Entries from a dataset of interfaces
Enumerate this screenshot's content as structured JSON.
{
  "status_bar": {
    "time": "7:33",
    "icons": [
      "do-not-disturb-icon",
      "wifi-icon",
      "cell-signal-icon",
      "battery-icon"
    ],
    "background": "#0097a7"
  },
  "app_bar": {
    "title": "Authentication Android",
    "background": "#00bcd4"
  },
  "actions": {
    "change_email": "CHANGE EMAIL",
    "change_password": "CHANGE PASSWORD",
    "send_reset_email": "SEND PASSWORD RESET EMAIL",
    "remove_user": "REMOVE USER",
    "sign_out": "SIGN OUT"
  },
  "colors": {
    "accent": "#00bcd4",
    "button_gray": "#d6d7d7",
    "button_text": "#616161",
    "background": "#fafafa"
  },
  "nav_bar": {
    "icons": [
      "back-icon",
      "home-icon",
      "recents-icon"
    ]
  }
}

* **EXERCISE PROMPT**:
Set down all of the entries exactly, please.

* **RESPONSE TO THE TASK**:
Enumerate this screenshot's content as structured JSON.
{
  "status_bar": {
    "time": "7:33",
    "icons": [
      "do-not-disturb-icon",
      "wifi-icon",
      "cell-signal-icon",
      "battery-icon"
    ],
    "background": "#0097a7"
  },
  "app_bar": {
    "title": "Authentication Android",
    "background": "#00bcd4"
  },
  "actions": {
    "change_email": "CHANGE EMAIL",
    "change_password": "CHANGE PASSWORD",
    "send_reset_email": "SEND PASSWORD RESET EMAIL",
    "remove_user": "REMOVE USER",
    "sign_out": "SIGN OUT"
  },
  "colors": {
    "accent": "#00bcd4",
    "button_gray": "#d6d7d7",
    "button_text": "#616161",
    "background": "#fafafa"
  },
  "nav_bar": {
    "icons": [
      "back-icon",
      "home-icon",
      "recents-icon"
    ]
  }
}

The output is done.